Bangladesh tragedy toll hits 352, rescuers find 29 more alive
More than 84 hours after the horrendous tragedy, Bangladeshi rescuers Saturday pulled 29 more people alive from beneath the rubble of the collapsed building that has left 352 people dead so far.
The rescuers, who more than three days after the catastrophe managed to reach the ground floor of the eight-storied building which crumbled like a pack of cards Wednesday morning, believed that many more are still alive in the wreckage on the third floor, reported Xinhua.
In one of the worst tragedies in Bangladesh's history, officials say rescuers have so far pulled alive more than 2,500 people including several lucky survivors on Saturday night, keeping alive the hope that more lives can be saved as the rescue operation continues.
"352 bodies have so far been pulled out of the collapsed building," Badrul Alam Khan, a police official at a control room set up to provide information about the disaster fatalities, told Xinhua Saturday night.
Of the bodies, 341 have been handed over to their relatives, he said.
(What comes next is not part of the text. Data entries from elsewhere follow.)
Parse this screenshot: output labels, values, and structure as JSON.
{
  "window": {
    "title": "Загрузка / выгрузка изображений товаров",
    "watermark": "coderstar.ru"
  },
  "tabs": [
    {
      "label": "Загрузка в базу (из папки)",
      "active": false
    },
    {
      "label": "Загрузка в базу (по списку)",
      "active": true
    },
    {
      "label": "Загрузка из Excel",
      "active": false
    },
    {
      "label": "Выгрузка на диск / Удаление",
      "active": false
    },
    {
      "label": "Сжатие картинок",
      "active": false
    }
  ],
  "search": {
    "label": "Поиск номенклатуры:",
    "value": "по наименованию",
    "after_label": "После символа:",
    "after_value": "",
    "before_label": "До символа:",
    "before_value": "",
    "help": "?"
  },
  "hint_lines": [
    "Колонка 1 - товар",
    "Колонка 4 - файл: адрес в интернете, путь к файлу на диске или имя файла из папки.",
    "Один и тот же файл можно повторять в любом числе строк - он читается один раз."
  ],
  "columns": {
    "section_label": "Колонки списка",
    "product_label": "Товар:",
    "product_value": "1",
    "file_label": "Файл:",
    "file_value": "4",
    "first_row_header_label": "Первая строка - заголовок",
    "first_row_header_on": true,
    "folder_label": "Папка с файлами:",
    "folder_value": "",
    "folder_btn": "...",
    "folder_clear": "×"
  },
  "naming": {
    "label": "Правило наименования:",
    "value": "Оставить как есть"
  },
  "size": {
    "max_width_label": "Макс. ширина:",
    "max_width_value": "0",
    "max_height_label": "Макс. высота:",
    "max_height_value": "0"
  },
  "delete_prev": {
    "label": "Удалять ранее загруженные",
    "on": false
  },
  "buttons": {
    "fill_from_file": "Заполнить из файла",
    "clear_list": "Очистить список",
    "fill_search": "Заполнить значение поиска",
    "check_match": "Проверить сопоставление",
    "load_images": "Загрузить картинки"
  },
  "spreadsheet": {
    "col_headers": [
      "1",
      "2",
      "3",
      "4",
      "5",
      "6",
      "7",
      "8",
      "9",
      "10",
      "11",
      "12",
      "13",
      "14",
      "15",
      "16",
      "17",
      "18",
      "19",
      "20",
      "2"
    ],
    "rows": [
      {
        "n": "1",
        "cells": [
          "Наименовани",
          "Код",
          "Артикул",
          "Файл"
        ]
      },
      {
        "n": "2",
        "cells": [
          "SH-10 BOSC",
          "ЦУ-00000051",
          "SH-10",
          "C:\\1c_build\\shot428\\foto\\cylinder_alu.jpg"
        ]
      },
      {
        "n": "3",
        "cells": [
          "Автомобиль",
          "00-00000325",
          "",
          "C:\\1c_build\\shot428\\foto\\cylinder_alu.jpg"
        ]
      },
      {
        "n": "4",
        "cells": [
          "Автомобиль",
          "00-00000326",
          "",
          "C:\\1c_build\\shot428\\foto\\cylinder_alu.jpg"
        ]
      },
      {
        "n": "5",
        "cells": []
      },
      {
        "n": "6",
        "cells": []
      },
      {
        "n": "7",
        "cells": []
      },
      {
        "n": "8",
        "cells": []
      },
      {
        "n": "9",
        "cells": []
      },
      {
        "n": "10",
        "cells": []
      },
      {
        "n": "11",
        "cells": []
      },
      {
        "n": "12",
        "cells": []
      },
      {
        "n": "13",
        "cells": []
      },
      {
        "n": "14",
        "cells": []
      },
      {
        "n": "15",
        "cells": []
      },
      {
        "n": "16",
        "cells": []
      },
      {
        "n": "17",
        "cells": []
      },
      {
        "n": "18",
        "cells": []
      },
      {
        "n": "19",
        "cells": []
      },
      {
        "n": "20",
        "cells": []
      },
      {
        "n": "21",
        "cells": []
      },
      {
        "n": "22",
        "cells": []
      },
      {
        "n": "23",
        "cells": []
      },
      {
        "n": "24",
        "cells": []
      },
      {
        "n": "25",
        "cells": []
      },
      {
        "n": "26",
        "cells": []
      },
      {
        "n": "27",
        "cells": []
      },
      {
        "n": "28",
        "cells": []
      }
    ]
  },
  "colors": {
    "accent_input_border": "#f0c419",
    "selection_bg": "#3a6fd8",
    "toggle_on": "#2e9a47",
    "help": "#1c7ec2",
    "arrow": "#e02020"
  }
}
Rescuers in collaboration with thousands of volunteers and locals under the supervision of Bangladesh Army's 9th Infantry Division have been working without any break since Wednesday morning when the building collapsed.
According to them, many pillars and ceilings have collapsed in such a way that any wrong move could cause a fresh tragedy. So they are making no hurry because they believed that many more can still be pulled out of the collapsed building alive.
"We'll go slow and steady because we want this to remain a rescue and not a recovery," a volunteer said.
Major General Chowdhury Hasan Suhrawardi of the 9th Infantry Division told reporters Saturday evening that rescue operations would not be wrapped up shortly as the rescuers involved in the operation have not left yet the hope of finding more survivors in the debris of the building, Rana Plaza, in Savar area of Dhaka's outskirts.
Following the cracks which were detected just one day before the accident, the workers were evacuated and the garments authorities declared a leave for Tuesday.
But nobody bothered about the cracks when officials of the factories forced the workers to join workplaces in the building on the next morning.
Even three days after the tragedy, it is not known exactly how many workers were inside when the building collapsed.
Rescuers reportedly came come up with a list of 761 people who are still unaccounted for.
According to the sources, almost all the death victims are workers of the five factories -- Phantom Apparels, Phantom Tac, Ether Tex, New Wave Style and New Wave Bottoms -- which make clothing for many major global brands.
The building is owned by a leader of Prime Minister Sheikh Hasina's ruling Bangladesh Awami League party who reportedly constructed it without permission from relevant authorities, and assured the owners of the factories that there was no problem despite cracks detected.
Six floors of the building housed the five garment factories which, according to BGMEA, employed nearly 3,500 workers, mostly of them women.
Furthermore, there were also a bank's branch and hundreds of shops inside the building.